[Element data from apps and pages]
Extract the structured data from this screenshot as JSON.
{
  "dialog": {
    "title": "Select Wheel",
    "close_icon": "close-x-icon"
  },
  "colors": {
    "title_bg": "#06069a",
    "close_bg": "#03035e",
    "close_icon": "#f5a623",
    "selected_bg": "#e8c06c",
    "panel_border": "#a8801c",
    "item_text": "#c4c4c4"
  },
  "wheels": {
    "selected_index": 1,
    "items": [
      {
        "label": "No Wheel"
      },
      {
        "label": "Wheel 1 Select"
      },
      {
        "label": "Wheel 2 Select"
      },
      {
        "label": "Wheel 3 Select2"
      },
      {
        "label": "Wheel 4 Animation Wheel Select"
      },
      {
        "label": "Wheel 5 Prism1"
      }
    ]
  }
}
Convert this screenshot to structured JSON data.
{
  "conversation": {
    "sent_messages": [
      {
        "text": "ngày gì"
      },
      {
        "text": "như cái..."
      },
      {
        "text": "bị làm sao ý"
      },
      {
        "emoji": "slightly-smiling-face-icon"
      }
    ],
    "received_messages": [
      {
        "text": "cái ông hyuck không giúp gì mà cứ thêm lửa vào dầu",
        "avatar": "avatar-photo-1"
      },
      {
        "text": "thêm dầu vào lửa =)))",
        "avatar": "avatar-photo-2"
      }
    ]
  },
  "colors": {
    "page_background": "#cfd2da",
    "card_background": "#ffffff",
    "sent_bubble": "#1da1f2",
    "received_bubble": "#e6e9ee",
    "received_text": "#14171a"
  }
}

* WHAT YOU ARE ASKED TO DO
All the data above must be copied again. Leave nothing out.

* EXERCISE ANSWER
Extract the structured data from this screenshot as JSON.
{
  "dialog": {
    "title": "Select Wheel",
    "close_icon": "close-x-icon"
  },
  "colors": {
    "title_bg": "#06069a",
    "close_bg": "#03035e",
    "close_icon": "#f5a623",
    "selected_bg": "#e8c06c",
    "panel_border": "#a8801c",
    "item_text": "#c4c4c4"
  },
  "wheels": {
    "selected_index": 1,
    "items": [
      {
        "label": "No Wheel"
      },
      {
        "label": "Wheel 1 Select"
      },
      {
        "label": "Wheel 2 Select"
      },
      {
        "label": "Wheel 3 Select2"
      },
      {
        "label": "Wheel 4 Animation Wheel Select"
      },
      {
        "label": "Wheel 5 Prism1"
      }
    ]
  }
}
Convert this screenshot to structured JSON data.
{
  "conversation": {
    "sent_messages": [
      {
        "text": "ngày gì"
      },
      {
        "text": "như cái..."
      },
      {
        "text": "bị làm sao ý"
      },
      {
        "emoji": "slightly-smiling-face-icon"
      }
    ],
    "received_messages": [
      {
        "text": "cái ông hyuck không giúp gì mà cứ thêm lửa vào dầu",
        "avatar": "avatar-photo-1"
      },
      {
        "text": "thêm dầu vào lửa =)))",
        "avatar": "avatar-photo-2"
      }
    ]
  },
  "colors": {
    "page_background": "#cfd2da",
    "card_background": "#ffffff",
    "sent_bubble": "#1da1f2",
    "received_bubble": "#e6e9ee",
    "received_text": "#14171a"
  }
}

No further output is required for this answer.